* [ASSIGNMENT]
Below, find each line holding "letter" and state how many there are, using the number alone.

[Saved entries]
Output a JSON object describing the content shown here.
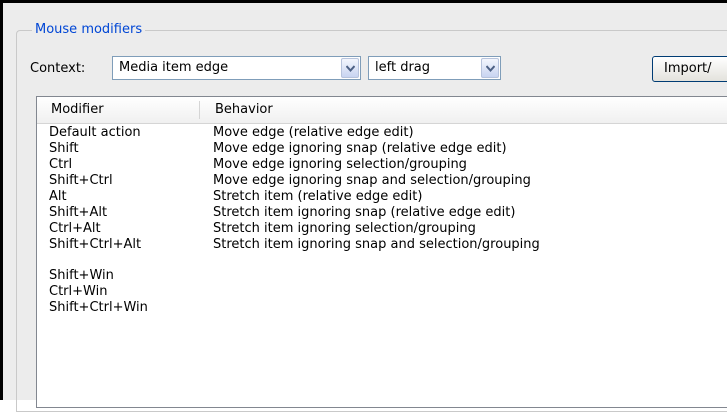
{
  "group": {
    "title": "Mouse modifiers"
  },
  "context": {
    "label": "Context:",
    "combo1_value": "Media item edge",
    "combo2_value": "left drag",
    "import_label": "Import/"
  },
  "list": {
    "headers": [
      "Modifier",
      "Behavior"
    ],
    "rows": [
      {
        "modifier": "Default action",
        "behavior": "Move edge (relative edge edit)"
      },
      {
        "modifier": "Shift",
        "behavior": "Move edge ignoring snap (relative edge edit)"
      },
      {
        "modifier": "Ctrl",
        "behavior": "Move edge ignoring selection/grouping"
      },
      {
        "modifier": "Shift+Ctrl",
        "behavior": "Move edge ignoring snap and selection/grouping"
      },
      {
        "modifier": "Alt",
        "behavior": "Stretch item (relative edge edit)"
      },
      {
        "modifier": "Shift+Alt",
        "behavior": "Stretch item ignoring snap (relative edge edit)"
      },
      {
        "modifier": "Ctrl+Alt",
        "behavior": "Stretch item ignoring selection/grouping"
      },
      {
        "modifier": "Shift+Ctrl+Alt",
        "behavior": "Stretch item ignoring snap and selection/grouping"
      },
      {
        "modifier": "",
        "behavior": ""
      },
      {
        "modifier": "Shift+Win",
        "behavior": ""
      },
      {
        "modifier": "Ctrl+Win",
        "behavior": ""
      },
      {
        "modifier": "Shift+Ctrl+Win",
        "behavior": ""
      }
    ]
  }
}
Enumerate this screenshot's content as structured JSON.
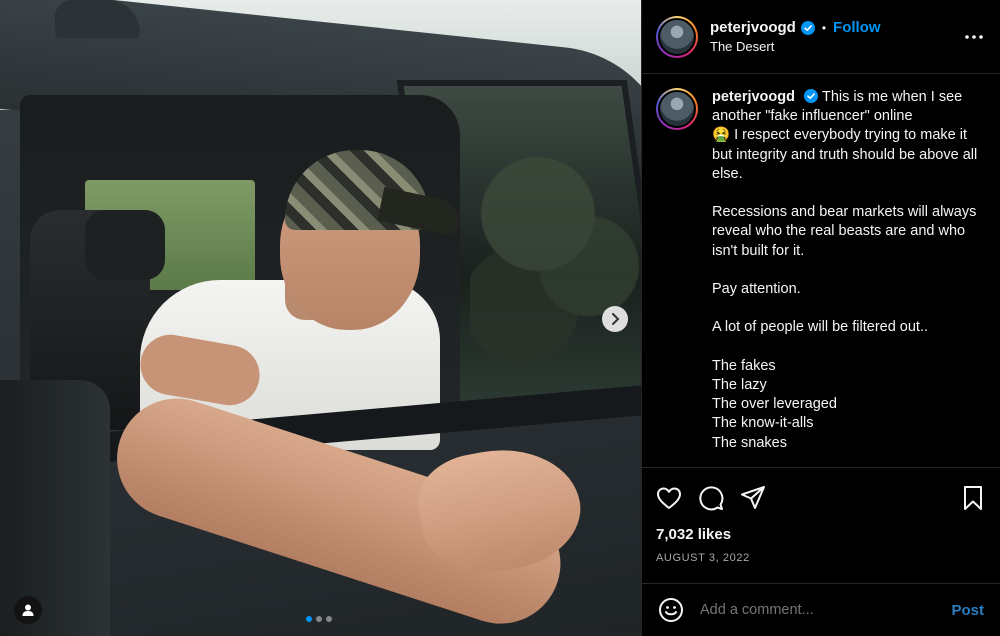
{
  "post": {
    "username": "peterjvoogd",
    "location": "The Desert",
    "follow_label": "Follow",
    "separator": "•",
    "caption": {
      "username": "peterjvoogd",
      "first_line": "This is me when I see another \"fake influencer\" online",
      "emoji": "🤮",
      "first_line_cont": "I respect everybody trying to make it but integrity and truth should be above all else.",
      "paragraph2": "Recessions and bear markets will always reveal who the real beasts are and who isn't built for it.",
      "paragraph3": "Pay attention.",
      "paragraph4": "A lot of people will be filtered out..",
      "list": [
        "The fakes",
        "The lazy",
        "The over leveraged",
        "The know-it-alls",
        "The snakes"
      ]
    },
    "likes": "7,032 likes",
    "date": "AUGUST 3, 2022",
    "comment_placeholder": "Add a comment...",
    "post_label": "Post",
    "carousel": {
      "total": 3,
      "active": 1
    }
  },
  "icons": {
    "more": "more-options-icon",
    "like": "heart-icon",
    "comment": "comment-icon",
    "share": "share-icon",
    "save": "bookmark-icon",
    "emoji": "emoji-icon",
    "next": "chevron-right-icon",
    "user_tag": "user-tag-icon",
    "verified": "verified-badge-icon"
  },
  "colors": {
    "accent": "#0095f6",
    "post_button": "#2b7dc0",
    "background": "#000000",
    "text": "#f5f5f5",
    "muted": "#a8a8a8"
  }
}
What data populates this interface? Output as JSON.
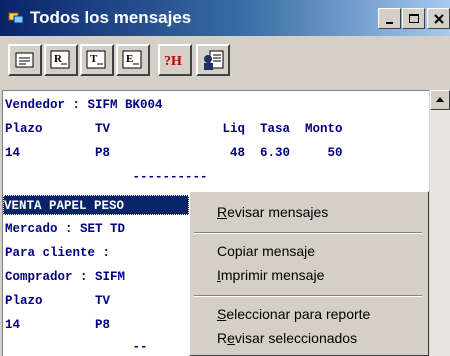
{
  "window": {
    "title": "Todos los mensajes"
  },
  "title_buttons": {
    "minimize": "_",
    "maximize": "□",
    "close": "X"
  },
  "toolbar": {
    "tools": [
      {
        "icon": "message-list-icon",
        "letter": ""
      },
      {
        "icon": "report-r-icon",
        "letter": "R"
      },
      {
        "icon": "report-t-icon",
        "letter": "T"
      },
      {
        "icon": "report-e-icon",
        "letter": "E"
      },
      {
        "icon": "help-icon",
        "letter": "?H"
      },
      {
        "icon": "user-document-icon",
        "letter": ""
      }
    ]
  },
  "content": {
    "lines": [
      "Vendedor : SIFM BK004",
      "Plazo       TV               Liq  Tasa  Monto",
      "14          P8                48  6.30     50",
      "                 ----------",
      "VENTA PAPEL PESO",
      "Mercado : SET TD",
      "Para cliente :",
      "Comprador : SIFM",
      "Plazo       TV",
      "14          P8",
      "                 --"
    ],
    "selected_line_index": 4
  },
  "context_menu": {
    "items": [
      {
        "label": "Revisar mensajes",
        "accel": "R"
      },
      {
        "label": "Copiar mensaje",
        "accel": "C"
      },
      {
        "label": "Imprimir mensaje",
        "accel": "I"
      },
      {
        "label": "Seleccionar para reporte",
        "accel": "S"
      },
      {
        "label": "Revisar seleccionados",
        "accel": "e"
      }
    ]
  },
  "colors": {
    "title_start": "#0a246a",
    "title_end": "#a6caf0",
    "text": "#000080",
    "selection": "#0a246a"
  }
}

* [RESULT]
6